As part of winning the Louisiana Film Prize, we received a distribution deal through Shorts HD. Our Shorts HD representative, Linda Olszewski, helped us run “Bespoke” in theatres in Los Angeles county for one week to qualify the film for the 2017 Academy awards. It was such a cool experience sitting in front of the Academy website and filling out the application to be a contender. I couldn’t believe that we were one of only 137 short films from around the world to be screened in front of Academy members for their critique. As I said earlier, we did not end up making the next round, but I also was mesmerized with how far we made it. I attribute this success to so many people and circumstances, but I firmly believe that the experience of running a film festival gave me a perspective as a filmmaker that I needed to take the next step forward in making a good film. It helped demystify the process for me and allowed me to focus on the craft and learn from the mistakes of others.
There isn’t a one-size-fits-all film for every festival out there. You must automatically assume that there will be people who just don’t like your film. Probably more than people who will love it. Not only is this not a bad thing, it’s actually a fantastic thing. The subjectivity of programming creates a film culture across the world that can showcase a broad range of works. How boring would it be if every festival showed the same fifty films? Sure, we may feel slighted from time to time, but think broader than that. If you can’t find the audience for your film or you are receiving nothing but rejection e-mails, look at your project again critically. Could it be better? Could you tell the same story in less time? Is there a scene that just needs to go? Look at your festival submission strategy. Are you sending your film off randomly, or have you researched the festival and think the film will be a good fit? Elicit more feedback. Work any connection you might have. You may know all of these things already, which makes you way smarter than me and puts you in a small percentile of filmmakers submitting to the festival circuit.
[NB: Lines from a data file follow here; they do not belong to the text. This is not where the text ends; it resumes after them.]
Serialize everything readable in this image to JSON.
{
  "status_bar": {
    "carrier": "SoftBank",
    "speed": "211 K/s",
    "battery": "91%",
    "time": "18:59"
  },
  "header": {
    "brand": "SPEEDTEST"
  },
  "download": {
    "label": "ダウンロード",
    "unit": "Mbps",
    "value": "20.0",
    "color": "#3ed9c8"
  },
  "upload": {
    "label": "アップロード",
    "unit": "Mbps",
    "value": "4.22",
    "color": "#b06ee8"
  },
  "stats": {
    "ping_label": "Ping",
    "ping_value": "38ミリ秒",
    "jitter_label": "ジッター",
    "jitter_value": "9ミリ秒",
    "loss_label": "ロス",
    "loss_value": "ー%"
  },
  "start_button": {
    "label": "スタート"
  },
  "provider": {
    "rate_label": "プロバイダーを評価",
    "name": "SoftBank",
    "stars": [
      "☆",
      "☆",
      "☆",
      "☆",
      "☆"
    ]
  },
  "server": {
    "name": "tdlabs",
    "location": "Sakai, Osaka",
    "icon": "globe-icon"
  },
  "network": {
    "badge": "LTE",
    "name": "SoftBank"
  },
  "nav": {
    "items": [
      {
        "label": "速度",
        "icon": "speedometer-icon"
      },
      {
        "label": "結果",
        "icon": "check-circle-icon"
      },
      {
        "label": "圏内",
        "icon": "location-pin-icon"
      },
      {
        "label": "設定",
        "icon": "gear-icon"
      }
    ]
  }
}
Not long ago, I sat in front of Withoutabox and FilmFreeway dumbfounded, looking at all of the options and costs, not having a clue how to proceed. I hope this post helps you learn from my ignorance and experience so you don’t have to be as confused about the whole ordeal as I was. At the very least, I hope you can get a glance inside the selection process and not see programmers as your mortal enemy. I firmly believe that this shift in perspective continues to make me a better filmmaker.
Alexander Jeffery is the Executive Director of the El Dorado Film Festival and director of award-winning short films, The Bespoke Tailoring of Mister Bellamy and Memoir.